[ACTIVITY]
Filter the entries down to the lines containing "fashion", and copy those lines.

--- START ---

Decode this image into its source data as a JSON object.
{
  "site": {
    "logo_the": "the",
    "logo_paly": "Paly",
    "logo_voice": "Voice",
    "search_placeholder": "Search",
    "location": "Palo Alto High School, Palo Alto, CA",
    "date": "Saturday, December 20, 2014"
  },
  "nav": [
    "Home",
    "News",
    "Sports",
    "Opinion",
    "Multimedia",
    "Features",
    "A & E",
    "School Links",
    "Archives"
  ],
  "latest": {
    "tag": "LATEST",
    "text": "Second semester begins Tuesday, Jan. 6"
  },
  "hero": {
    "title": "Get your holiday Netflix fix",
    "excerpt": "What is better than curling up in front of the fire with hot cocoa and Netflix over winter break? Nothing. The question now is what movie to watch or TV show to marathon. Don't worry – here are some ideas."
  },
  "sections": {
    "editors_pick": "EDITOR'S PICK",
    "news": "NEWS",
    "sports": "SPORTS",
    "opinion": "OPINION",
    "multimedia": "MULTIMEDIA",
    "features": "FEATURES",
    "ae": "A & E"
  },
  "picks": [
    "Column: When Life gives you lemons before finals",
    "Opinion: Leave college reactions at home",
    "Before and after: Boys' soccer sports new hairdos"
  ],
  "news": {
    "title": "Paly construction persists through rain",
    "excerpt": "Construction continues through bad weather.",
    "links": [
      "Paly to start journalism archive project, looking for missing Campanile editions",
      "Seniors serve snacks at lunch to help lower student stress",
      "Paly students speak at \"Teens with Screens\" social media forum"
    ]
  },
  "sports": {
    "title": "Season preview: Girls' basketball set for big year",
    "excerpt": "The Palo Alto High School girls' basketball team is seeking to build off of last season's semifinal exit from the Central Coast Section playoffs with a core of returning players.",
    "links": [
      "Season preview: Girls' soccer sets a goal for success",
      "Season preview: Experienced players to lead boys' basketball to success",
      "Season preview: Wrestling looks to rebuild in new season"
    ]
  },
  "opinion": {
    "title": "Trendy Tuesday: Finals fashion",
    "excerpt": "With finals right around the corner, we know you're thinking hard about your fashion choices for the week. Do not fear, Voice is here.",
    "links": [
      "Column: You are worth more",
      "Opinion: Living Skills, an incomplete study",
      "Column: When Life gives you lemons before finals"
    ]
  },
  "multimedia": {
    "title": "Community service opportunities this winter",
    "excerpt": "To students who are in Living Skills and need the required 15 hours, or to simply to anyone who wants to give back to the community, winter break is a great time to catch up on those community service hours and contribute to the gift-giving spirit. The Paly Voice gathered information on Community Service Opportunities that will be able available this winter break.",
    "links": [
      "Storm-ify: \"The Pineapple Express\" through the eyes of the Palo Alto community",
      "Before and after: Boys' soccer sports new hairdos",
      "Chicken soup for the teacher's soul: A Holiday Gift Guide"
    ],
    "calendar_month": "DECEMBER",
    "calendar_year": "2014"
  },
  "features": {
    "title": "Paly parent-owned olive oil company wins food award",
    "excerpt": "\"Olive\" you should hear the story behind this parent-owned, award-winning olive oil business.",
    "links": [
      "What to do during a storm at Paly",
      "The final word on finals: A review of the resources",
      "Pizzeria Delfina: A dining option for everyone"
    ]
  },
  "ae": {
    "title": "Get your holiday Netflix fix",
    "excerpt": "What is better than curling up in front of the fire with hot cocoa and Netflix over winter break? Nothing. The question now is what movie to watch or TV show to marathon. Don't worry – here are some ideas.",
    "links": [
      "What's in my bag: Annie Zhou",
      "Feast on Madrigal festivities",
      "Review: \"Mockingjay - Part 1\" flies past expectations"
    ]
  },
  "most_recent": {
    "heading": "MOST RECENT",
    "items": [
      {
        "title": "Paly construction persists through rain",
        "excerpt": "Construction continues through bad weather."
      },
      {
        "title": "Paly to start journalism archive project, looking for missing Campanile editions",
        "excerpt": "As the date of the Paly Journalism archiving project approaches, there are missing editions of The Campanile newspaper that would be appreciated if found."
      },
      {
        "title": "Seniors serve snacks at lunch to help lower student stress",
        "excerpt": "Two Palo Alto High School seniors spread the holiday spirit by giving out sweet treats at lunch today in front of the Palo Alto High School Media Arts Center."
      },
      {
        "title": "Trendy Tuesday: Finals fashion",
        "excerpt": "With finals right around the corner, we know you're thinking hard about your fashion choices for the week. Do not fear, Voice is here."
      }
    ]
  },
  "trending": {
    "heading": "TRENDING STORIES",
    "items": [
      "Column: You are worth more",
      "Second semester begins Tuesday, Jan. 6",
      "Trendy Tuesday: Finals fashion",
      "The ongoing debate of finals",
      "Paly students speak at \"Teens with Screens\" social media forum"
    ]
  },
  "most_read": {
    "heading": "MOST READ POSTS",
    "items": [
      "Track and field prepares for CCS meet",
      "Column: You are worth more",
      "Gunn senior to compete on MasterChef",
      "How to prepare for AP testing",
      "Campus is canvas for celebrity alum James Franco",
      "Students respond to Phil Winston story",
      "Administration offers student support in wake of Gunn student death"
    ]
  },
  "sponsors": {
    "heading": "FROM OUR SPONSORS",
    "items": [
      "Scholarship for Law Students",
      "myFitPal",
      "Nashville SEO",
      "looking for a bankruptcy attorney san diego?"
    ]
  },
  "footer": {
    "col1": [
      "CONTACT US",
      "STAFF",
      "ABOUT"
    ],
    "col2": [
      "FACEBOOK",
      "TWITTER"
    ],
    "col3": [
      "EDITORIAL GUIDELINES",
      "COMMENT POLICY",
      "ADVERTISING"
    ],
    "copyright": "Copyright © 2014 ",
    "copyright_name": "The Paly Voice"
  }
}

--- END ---

[EXPECTED ANSWER]
    "title": "Trendy Tuesday: Finals fashion",
    "excerpt": "With finals right around the corner, we know you're thinking hard about your fashion choices for the week. Do not fear, Voice is here.",
        "title": "Trendy Tuesday: Finals fashion",
        "excerpt": "With finals right around the corner, we know you're thinking hard about your fashion choices for the week. Do not fear, Voice is here."
      "Trendy Tuesday: Finals fashion",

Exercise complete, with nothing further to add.